Take for instance this 3D bull animation used by Pavilion Mall in Bukit Bintang, Kuala Lumpur:
Source: Malay Mail
Forgetting to check if your text and logo are legible from 3 feet away
Some products would require brands to explain how they work, especially if it’s a new innovative product that’s not quite what shoppers are used to yet. The main problem with doing this in your POSM display is legibility. Shoppers have to get really close to your display before they can even read what it says.
This is a huge problem for brands. If customers can’t read the text on their products, how will they know about the product? How will they decide if this is right for them? Most importantly, would they even care to give their attention to the product POSM in the first place?
The solution might be so obvious that it’s easy to miss – use legible fonts and clear wording in your point of purchase designs! One good rule of thumb to follow is to test whether you can recognize the copy and visual elements clearly 3 feet away from your POSM display.
Another pointer is to use visual hierarchy in your copywriting.
POP displays don’t afford too much space for copy (Source: Repsly)
The hook, or the most attention-grabbing copy that would help pique shoppers’ curiosity, should be the largest and most prominent text. When they’re interested, they’ll come closer and read. Once they’re close enough, they’ll be able to make out other useful details.
Not being mindful of your customers’ time and attention span
Many different marketing messages bombard shoppers at any given time. One of the biggest mistakes to make is not putting yourself in their shoes. Brands need to design POSM displays that go beyond conveying benefits but also consider the mental capacity of shoppers.
One important factor to consider is location. If your display is in a convenience store, it’s likely that customers won’t spend too long deliberating but would just quickly grab what they want and pay. If it is in a supermarket, then they may spend more time pondering their purchases and may devote more attention to considering different options to purchase.
POSM displays that are inappropriate make it hard for shoppers to find the information they need to be persuaded to make a purchase, or cause information overload and ultimately still deter them from deciding to buy.
At least make sure the standee matches the products (Source: Schnapp Crackle Pop)
To avoid this mistake, keep testing and refining your designs. Ensure your displays are easy to read and understand, with all of the info that shoppers need in one place. With POSM displays that are optimized with the right balance of visual appeal and persuasive info, shoppers can quickly find what they’re looking for without wasting any of their valuable time. Otherwise they’d just opt for a competitor brand instead.

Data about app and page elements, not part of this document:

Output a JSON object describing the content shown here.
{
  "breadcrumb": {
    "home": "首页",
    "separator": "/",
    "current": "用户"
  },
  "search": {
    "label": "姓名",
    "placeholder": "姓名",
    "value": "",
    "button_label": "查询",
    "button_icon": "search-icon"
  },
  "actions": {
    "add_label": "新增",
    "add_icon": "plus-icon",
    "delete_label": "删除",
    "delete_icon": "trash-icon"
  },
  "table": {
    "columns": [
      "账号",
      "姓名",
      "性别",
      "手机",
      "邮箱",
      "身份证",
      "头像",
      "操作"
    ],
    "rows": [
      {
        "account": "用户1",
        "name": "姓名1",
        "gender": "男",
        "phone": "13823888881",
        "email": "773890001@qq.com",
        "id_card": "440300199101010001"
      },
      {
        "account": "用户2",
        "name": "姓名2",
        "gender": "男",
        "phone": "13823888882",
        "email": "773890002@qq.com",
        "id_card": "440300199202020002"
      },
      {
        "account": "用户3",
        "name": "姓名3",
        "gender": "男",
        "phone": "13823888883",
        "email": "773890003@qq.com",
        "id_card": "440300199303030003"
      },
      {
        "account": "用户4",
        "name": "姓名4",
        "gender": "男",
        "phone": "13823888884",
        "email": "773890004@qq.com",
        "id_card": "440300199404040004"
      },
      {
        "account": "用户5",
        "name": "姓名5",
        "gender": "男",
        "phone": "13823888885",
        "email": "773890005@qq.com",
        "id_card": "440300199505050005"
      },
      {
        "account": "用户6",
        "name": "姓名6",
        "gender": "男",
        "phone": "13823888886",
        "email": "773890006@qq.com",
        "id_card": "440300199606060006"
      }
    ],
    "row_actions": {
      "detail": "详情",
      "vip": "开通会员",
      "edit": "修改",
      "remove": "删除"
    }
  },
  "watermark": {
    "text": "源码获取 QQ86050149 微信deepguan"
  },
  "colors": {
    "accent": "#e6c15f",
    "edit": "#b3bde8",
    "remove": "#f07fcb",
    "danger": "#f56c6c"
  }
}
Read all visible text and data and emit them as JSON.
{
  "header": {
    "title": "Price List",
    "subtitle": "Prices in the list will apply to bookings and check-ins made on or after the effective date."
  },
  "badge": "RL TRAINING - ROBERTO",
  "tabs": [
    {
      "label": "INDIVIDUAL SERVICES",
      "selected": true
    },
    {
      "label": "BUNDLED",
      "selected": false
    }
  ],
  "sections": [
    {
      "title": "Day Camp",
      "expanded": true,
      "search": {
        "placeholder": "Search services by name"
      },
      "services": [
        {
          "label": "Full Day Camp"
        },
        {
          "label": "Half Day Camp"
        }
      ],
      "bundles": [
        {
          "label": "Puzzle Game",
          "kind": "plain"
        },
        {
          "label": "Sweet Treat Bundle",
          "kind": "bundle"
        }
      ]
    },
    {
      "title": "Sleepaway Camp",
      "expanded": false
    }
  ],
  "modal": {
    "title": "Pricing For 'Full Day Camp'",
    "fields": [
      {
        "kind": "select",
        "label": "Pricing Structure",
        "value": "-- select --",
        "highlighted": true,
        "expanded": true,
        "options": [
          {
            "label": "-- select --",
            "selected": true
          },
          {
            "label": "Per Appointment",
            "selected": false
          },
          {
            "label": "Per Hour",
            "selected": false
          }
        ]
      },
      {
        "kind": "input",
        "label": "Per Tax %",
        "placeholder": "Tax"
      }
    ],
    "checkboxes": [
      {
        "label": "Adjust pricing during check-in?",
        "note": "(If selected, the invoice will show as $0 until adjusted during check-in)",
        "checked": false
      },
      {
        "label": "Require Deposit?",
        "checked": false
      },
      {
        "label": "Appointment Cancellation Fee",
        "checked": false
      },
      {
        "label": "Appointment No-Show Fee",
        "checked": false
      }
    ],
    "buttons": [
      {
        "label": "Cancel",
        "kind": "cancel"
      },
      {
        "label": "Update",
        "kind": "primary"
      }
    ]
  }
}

It’s easy for businesses to focus too much on digital marketing and forget that retail experiences can still affect their sales performance. For those of you who have been in retail for a while, you know that POSM displays are one of the most important parts of marketing.
They can make or break your product launch and customers’ perception brand. More immediately, they’re often what determines if a customer purchases from your shelf.